__Instructions for the task__: Lift every line from the entries that includes the word "JSON".

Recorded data
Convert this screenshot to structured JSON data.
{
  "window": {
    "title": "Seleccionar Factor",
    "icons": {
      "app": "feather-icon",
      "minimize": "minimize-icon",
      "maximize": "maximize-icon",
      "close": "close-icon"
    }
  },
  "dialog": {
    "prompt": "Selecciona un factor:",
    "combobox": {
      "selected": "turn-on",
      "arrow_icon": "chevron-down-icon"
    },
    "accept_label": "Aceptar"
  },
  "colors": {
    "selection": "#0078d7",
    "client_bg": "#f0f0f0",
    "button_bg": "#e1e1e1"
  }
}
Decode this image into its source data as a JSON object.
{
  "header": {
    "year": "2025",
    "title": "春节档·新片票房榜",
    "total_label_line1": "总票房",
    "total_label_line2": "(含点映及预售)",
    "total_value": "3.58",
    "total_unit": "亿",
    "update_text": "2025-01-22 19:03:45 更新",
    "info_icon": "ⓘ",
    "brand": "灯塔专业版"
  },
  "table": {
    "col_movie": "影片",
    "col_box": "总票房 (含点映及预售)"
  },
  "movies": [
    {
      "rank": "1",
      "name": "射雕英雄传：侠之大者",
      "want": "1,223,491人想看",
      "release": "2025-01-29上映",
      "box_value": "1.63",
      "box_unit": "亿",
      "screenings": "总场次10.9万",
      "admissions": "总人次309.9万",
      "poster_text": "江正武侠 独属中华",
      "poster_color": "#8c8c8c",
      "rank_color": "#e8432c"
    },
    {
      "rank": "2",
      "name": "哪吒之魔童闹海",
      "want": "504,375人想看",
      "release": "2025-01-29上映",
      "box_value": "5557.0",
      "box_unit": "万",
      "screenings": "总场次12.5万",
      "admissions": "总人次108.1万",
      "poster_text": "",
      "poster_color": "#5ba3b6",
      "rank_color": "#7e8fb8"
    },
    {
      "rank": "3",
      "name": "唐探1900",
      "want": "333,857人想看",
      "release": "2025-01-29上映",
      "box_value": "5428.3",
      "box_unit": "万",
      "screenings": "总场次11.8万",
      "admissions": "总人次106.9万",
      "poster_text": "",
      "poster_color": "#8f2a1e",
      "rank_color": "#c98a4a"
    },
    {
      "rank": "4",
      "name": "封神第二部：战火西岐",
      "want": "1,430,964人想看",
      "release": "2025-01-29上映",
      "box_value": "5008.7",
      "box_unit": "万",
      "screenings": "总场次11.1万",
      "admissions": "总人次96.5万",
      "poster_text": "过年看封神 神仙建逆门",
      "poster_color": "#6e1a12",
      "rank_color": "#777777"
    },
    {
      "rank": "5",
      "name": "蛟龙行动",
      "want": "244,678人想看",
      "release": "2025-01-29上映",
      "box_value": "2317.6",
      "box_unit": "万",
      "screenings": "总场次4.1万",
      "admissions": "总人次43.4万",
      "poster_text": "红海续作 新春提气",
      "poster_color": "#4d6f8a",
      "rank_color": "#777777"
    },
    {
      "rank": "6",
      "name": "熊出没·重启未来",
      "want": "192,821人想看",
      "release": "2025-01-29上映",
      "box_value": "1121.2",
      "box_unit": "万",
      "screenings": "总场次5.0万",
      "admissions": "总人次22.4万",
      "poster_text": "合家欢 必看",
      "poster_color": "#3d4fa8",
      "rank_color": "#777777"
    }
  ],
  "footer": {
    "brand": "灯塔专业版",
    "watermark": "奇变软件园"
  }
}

__Completed exercise__:
Convert this screenshot to structured JSON data.
Decode this image into its source data as a JSON object.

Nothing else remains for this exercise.